Mary-Claire King
Professor Mary-Claire King Awarded prestigious Lasker Award
The Albert and Mary Lasker Foundation honored Professor Mary-Claire King with the 2014 Lasker-Koshland Special Achievement Award in Medical Science. This award is one of the most prestigious scientific prizes, and it recognizes Professor Mary-Claire King for her "bold, imaginative and diverse contributions to medical science and human rights...Her work has touched families around the world." Professor Mary-Claire King is a world leader in cancer genetics and in the application of genetics to resolution of human rights abuses. Read more.
Three UW School of Medicine faculty awarded grants​​​​ by National Institutes of Health (NIH) for highly innovative biomedical research

The NIH’s High Risk-High Reward grants encourage scientists to pursue creative and innovative ideas across a broad range of biomedical and behavioral research areas with the aim of addressing today’s major challenges in these fields. Learn more about the work that garnered these awards for UW faculty members Houra Merrikyh, assistant professor of microbiology, Jay Shendure, associate professor of genome sciences and Ying Zheng, assistant professor of bioengineering. Read more.​


Ferret genome holds clues to respiratory disease. Ferrets are similar to humans in their airway responses to flu virus infections and to the inherited disorder, cystic fibrosis. Read more.​

By recording neural activity as patients play memory games, researchers measure biomarkers of successful memory function. They are looking for patterns of brain activity that accompany the successful formation of new memories and the successful retrieval of old ones. Read more.​

In a major advance, researchers at the University of Washington have successfully restored damaged heart muscle of monkeys using heart cells created from human embryonic stem cells. Read more.​

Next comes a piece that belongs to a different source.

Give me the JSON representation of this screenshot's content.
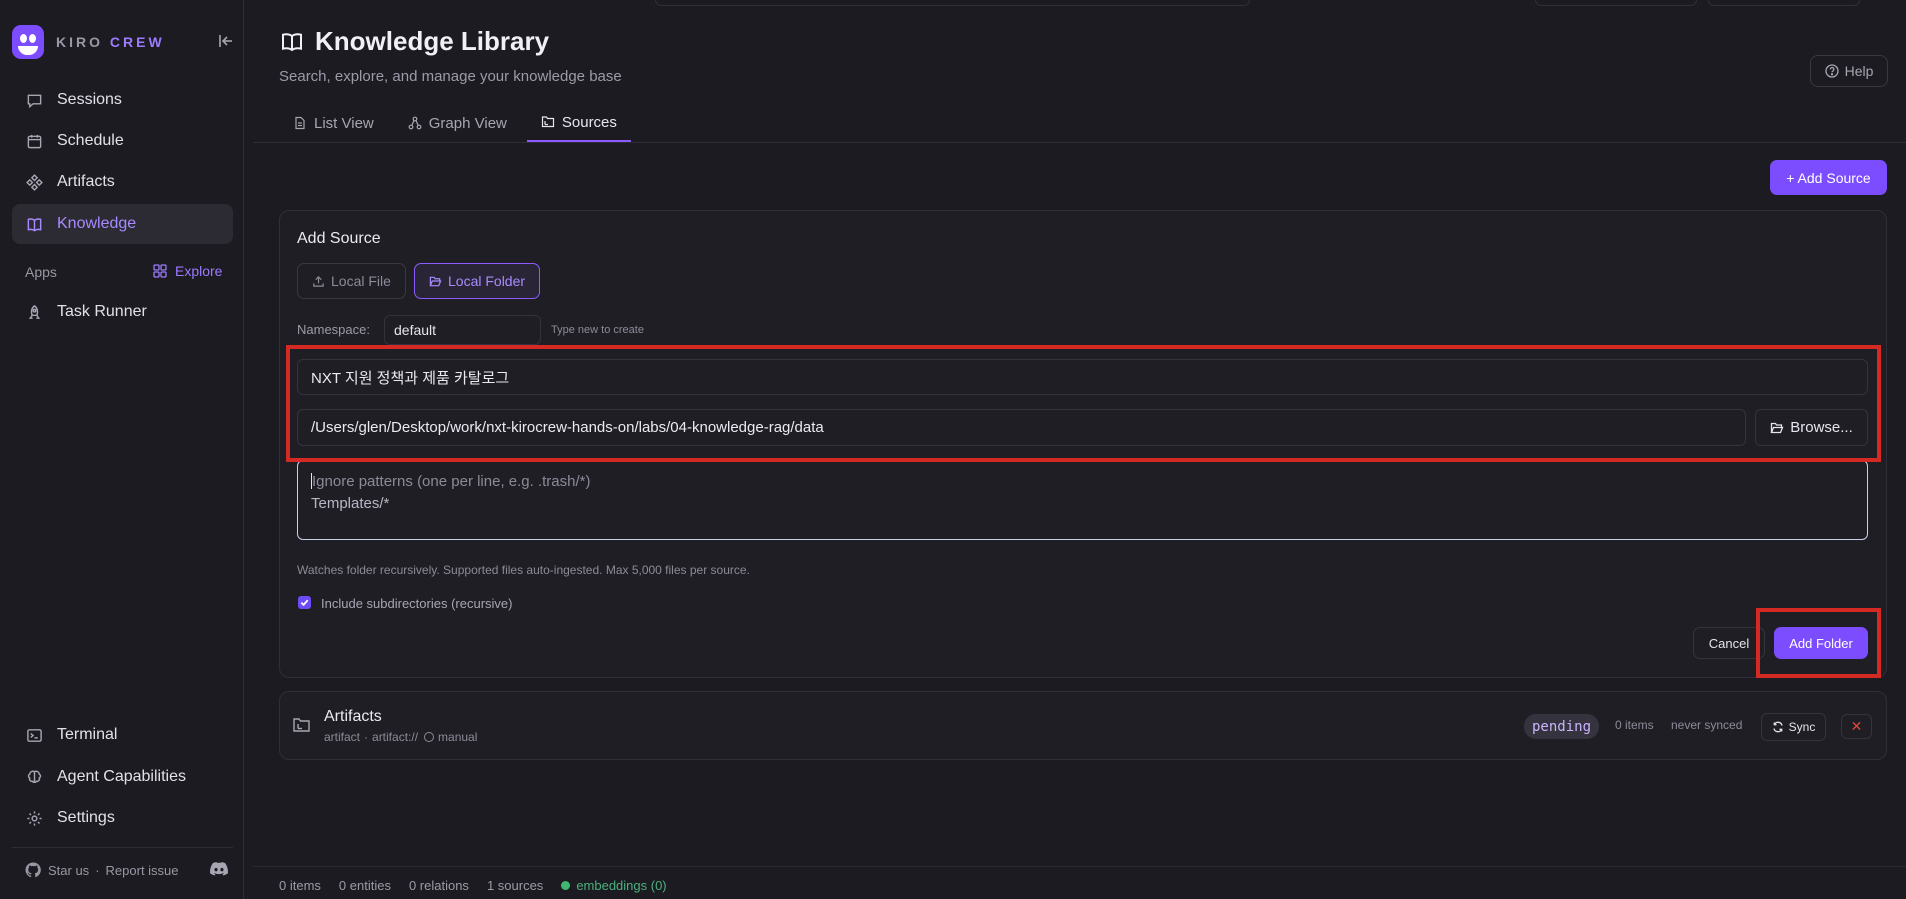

UW School of Medicine received $700M total research and training grant funding between July 2013 and June 2014, representing over half of the University’s total awards. UW Medicine is ranked first in NIH funding among public medical schools.